Pain Reduction from Pelvic Surgery: Wild Yam has been found to be effective at reducing pain, especially nerve pain from any kind of pelvic surgery. This includes surgery for endometriosis, ovarian cysts, uterine fibroid removal, and cesarean section.
Threatened Miscarriage: Traditionally used to treat irritable uterus and threatened miscarriage with uterine contractions present. Often combined with Cramp bark or Black Haw.
Dysfunctional and Painful Labor: Skilled midwives use this herb to regulate uterine contractions, or to aid women with pain reduction in labor. Pain is reduced by promoting proper function of the uterine muscles, soothing smooth muscles, reducing incidence of cramping up.
Afterbirth Pain: This antispasmodic action also reduces afterbirth pains postnatally, relaxing and reducing uterine cramping. Wild Yam is often combined with Motherwort for this type of pain.
Wild Yam Brings Relief for Nausea and Vomiting in Pregnancy
Wild Yam has also been used traditionally for hundreds of years, even by Native Americans, for nausea and vomiting in pregnancy (NVP) and hyperemesis gravidarum. Hyperemesis gravidarum is extreme nausea and vomiting in pregnancy.
Note: Do not use Wild Yam in pregnancy unless guided by a skilled herbalist or midwife. There are no established guidelines for using Wild Yam while breastfeeding.
Traditional Chinese herbalists use Wild Yam to bring heat to a cold, stagnant uterus. They also use it to bring in more Chi (life force) to the body and entire female reproductive system.
Traditional Suggested Usage
Wild Yam works best taken over time. Because of theoretical risk of estrogen modulation, this herb is not advised if you have a history of estrogen responsive cancers.

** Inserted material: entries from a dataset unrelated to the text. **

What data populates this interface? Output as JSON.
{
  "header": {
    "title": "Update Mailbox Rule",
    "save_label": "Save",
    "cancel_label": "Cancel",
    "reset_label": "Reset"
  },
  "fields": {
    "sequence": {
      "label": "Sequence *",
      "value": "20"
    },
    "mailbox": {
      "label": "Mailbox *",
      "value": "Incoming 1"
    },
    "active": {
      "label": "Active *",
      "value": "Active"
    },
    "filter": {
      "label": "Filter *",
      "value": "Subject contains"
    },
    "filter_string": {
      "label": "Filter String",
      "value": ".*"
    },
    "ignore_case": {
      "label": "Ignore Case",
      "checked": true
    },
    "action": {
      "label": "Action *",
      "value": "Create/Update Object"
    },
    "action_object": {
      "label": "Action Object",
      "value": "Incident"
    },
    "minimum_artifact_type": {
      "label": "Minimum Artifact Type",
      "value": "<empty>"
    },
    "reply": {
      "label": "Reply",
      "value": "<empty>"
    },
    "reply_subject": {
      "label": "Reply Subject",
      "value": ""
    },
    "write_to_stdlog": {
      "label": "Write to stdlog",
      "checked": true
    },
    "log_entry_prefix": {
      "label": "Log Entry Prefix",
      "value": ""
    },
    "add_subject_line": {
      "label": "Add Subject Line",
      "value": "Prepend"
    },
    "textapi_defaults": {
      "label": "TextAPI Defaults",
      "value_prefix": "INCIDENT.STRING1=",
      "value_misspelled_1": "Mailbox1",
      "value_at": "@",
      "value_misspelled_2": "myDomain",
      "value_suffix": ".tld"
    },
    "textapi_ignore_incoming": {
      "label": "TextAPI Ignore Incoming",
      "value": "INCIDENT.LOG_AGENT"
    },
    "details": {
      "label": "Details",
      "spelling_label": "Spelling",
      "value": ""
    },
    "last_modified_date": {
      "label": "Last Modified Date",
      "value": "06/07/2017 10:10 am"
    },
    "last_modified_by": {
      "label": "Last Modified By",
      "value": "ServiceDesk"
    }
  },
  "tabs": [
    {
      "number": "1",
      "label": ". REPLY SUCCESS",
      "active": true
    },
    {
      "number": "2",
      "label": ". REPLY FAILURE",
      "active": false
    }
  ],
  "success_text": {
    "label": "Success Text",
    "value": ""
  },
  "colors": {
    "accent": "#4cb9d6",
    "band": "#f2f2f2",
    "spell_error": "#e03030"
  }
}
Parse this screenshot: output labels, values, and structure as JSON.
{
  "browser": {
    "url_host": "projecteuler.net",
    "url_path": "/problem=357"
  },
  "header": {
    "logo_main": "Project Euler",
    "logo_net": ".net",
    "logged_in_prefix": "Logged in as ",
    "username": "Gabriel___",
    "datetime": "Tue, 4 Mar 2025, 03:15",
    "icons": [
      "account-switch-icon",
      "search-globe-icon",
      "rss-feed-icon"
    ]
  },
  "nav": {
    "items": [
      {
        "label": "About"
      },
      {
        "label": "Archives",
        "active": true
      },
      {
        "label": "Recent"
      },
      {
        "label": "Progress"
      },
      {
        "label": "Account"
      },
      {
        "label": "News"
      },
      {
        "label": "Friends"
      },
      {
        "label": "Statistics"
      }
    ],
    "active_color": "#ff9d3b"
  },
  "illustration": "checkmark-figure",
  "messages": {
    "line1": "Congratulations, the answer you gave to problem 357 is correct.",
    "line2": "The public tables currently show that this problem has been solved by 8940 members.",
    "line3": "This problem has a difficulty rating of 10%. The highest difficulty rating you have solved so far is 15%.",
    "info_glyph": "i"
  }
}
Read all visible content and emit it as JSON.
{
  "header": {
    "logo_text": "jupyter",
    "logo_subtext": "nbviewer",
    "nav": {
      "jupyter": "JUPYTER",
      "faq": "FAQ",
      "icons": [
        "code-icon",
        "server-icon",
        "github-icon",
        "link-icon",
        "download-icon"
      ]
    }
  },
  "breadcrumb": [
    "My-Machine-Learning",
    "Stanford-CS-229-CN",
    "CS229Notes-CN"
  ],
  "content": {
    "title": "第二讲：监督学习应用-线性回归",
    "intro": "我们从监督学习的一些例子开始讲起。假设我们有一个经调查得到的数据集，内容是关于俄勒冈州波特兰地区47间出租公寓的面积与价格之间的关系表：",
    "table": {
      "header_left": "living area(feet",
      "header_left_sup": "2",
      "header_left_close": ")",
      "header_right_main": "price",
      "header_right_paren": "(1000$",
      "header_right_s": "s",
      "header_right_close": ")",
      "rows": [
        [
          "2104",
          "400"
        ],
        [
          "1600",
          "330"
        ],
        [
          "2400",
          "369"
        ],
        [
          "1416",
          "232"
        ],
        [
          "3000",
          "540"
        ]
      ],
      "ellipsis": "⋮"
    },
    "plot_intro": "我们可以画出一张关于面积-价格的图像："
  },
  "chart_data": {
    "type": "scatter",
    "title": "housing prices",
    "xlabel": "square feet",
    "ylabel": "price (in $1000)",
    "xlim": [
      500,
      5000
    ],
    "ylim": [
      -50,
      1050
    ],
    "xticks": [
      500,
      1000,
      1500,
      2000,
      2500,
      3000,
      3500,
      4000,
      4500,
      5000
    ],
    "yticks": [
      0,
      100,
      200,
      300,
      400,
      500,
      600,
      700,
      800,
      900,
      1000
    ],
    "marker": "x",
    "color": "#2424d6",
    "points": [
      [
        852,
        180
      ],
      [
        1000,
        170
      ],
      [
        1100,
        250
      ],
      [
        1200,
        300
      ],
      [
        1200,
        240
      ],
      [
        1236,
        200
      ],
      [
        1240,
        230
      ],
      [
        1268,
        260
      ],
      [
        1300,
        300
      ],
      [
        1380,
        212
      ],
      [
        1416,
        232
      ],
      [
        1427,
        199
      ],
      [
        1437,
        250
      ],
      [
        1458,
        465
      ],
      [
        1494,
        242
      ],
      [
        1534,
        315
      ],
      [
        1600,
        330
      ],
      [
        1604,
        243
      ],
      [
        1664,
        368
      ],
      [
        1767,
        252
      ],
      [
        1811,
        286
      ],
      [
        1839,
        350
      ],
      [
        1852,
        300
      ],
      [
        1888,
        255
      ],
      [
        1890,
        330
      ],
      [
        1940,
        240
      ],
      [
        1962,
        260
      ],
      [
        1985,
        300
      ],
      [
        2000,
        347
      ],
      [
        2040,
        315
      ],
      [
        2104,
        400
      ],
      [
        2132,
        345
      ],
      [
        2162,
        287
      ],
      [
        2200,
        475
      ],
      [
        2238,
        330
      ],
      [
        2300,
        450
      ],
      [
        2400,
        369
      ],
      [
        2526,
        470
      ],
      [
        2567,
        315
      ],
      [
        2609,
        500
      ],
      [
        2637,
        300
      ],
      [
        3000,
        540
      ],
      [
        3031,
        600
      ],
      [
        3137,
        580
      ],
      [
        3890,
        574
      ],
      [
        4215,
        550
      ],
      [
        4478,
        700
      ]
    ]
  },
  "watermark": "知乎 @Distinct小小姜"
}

Dried Herb: 2-4 grams daily in capsules, or divided into 1 cup infusion daily.
Tincture: 2-4 dropperfuls fresh root tincture, divided in 3 doses a day.
Wild Yam is rarely used alone, it is best combined with other supportive herbs, depending on the fertility issue being treated. Wild Yam is part of Reproductive Support Tea blend sold in our Natural Fertility Shop.
Too learn more about related subjects covered in this article, please visit the following links:
Fertility Health Tip: Probiotics and Prebiotics
- Romm, A. J. (2018). Botanical medicine for womens health. St. Louis, MO: Elsevier.
- Weed, S. S. (2011). Down there: Sexual and reproductive health. Ash Tree Publishing.
- Hudson, T. (2008). Womens encyclopedia of natural medicine: Alternative therapies and integrative medicine for total health and wellness. New York: McGraw-Hill.
- Wild Yam. (February 22, 2019). Memorial Sloan Kettering Cancer Center. Retrieved from https://www.mskcc.org/cancer-care/integrative-medicine/herbs/wild-yam#msk_professional
- Lee, J., & Hopkins, V. (n.d.). Progesterone Cream: Frequently Asked Questions (FAQ’s) by Dr. Lee. Retrieved from: https://www.johnleemd.com/progesterone-cream.html
- Rodriguez, H. (n.d.) Progesterone Fertility Guide. Retrieved from: http://natural-fertility-info.com/progesterone-fertility-guide/